Data excerpts >>
↓

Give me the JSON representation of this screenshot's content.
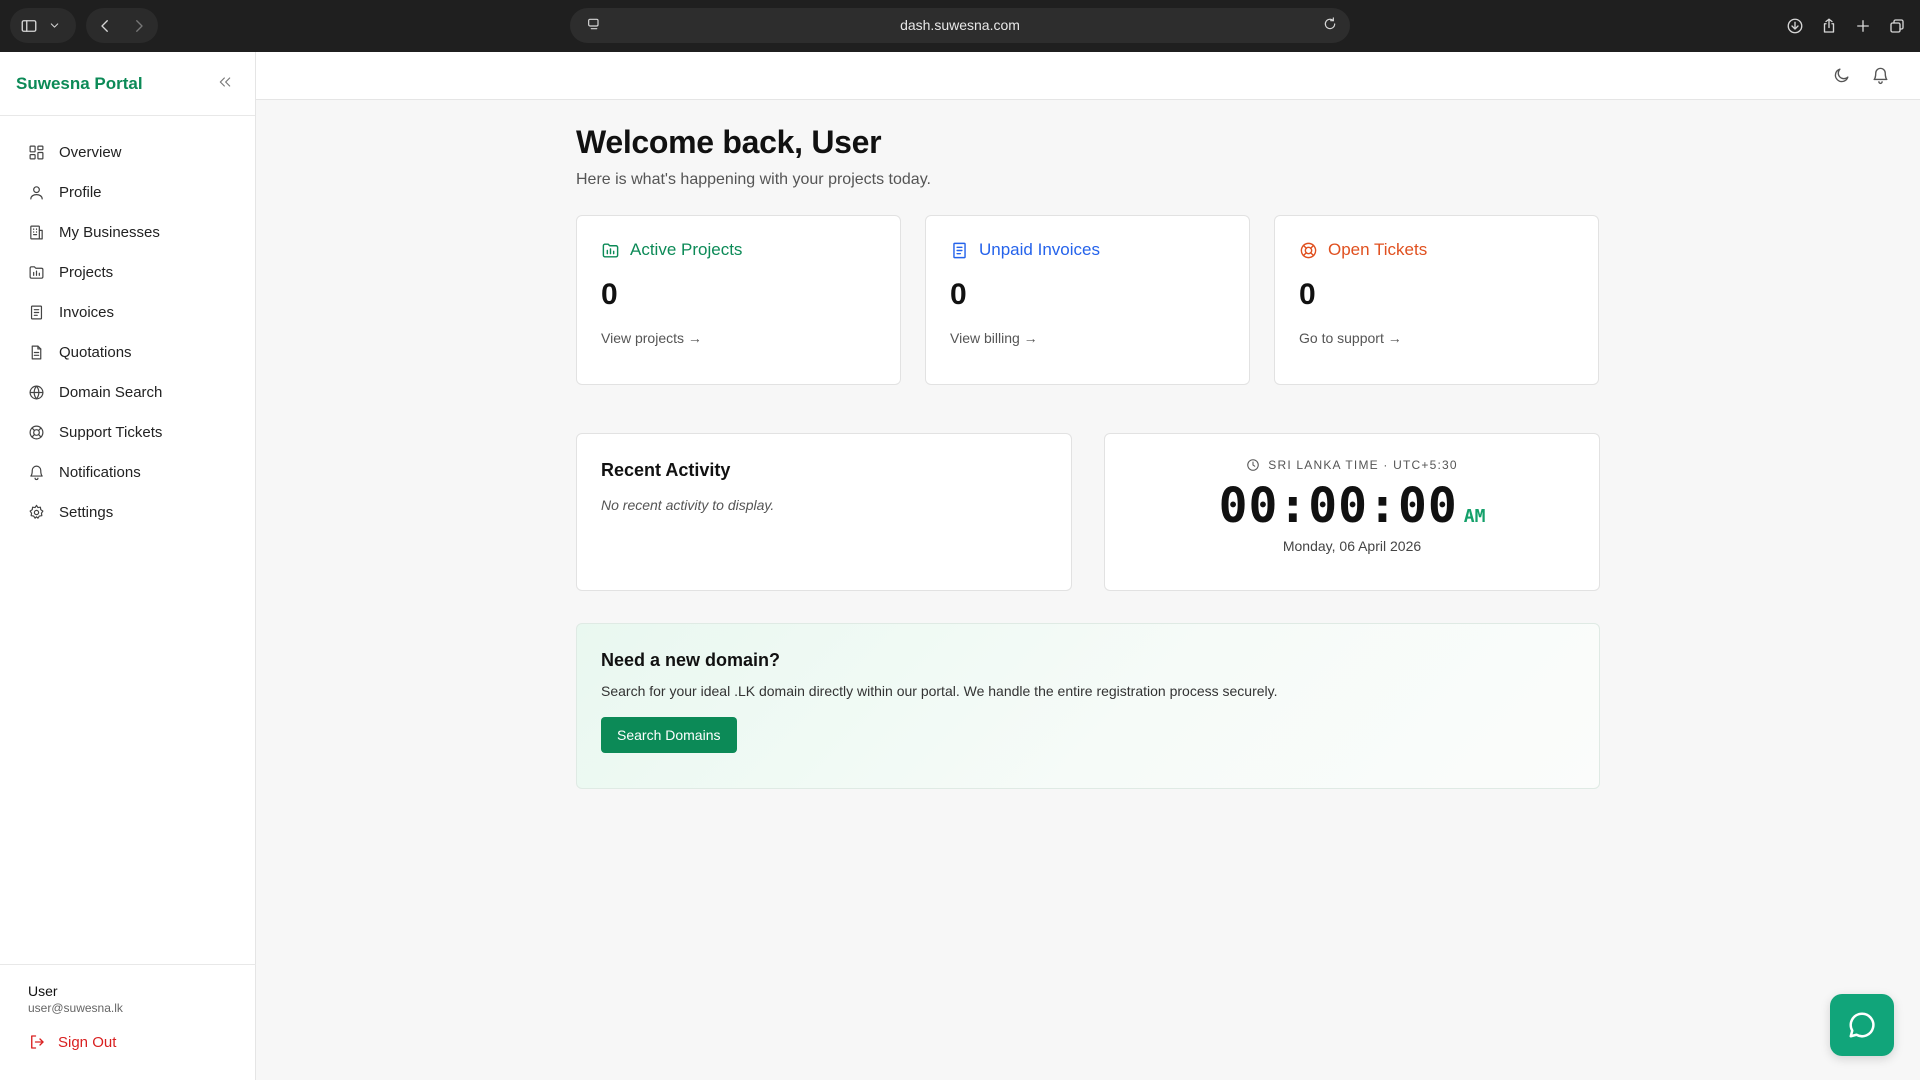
{
  "browser": {
    "url": "dash.suwesna.com"
  },
  "sidebar": {
    "brand": "Suwesna Portal",
    "items": [
      {
        "label": "Overview",
        "icon": "grid-icon"
      },
      {
        "label": "Profile",
        "icon": "user-icon"
      },
      {
        "label": "My Businesses",
        "icon": "building-icon"
      },
      {
        "label": "Projects",
        "icon": "folder-chart-icon"
      },
      {
        "label": "Invoices",
        "icon": "receipt-icon"
      },
      {
        "label": "Quotations",
        "icon": "document-icon"
      },
      {
        "label": "Domain Search",
        "icon": "globe-icon"
      },
      {
        "label": "Support Tickets",
        "icon": "lifebuoy-icon"
      },
      {
        "label": "Notifications",
        "icon": "bell-icon"
      },
      {
        "label": "Settings",
        "icon": "gear-icon"
      }
    ],
    "user_name": "User",
    "user_email": "user@suwesna.lk",
    "sign_out": "Sign Out"
  },
  "main": {
    "title": "Welcome back, User",
    "subtitle": "Here is what's happening with your projects today.",
    "cards": [
      {
        "label": "Active Projects",
        "value": "0",
        "link": "View projects →",
        "color": "#0c8a57"
      },
      {
        "label": "Unpaid Invoices",
        "value": "0",
        "link": "View billing →",
        "color": "#2563eb"
      },
      {
        "label": "Open Tickets",
        "value": "0",
        "link": "Go to support →",
        "color": "#e0501f"
      }
    ],
    "activity": {
      "title": "Recent Activity",
      "empty": "No recent activity to display."
    },
    "clock": {
      "timezone": "SRI LANKA TIME · UTC+5:30",
      "time": "00:00:00",
      "ampm": "AM",
      "date": "Monday, 06 April 2026"
    },
    "domain": {
      "title": "Need a new domain?",
      "text": "Search for your ideal .LK domain directly within our portal. We handle the entire registration process securely.",
      "button": "Search Domains"
    }
  }
}
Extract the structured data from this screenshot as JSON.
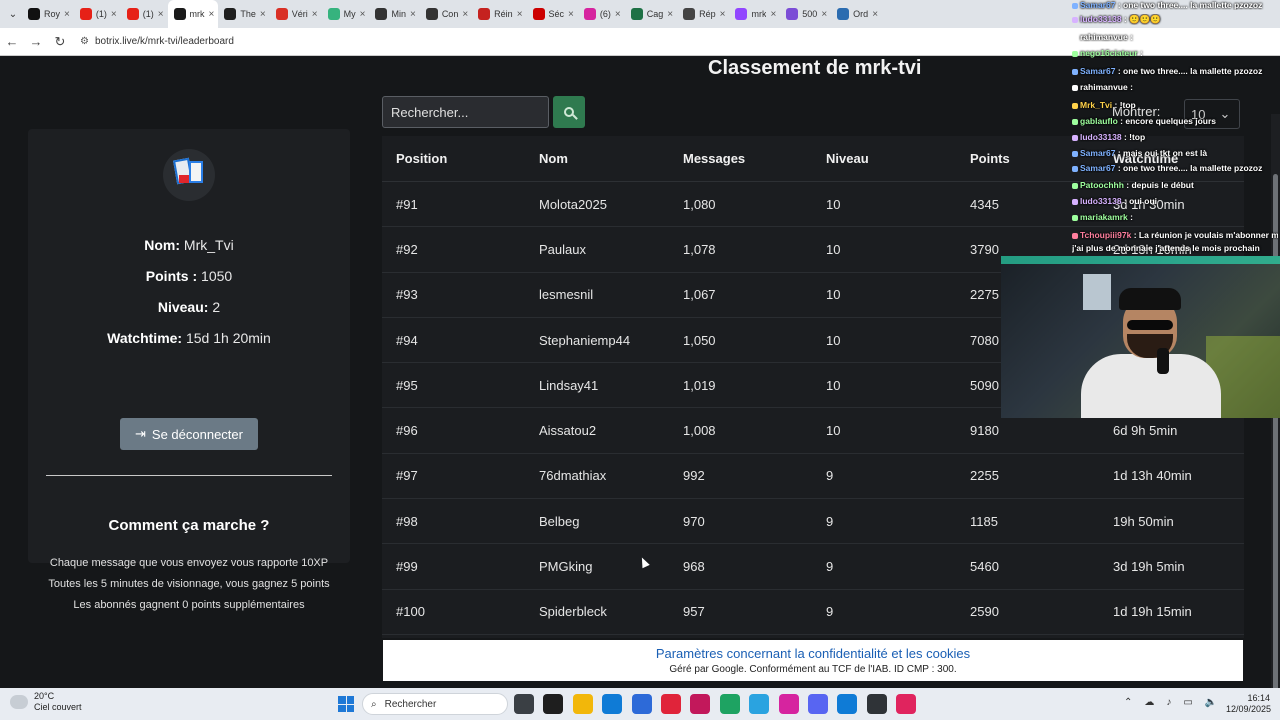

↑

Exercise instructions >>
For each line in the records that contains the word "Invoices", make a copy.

Exercise output >>
        "label": "Invoices",
        "label": "Unpaid Invoices",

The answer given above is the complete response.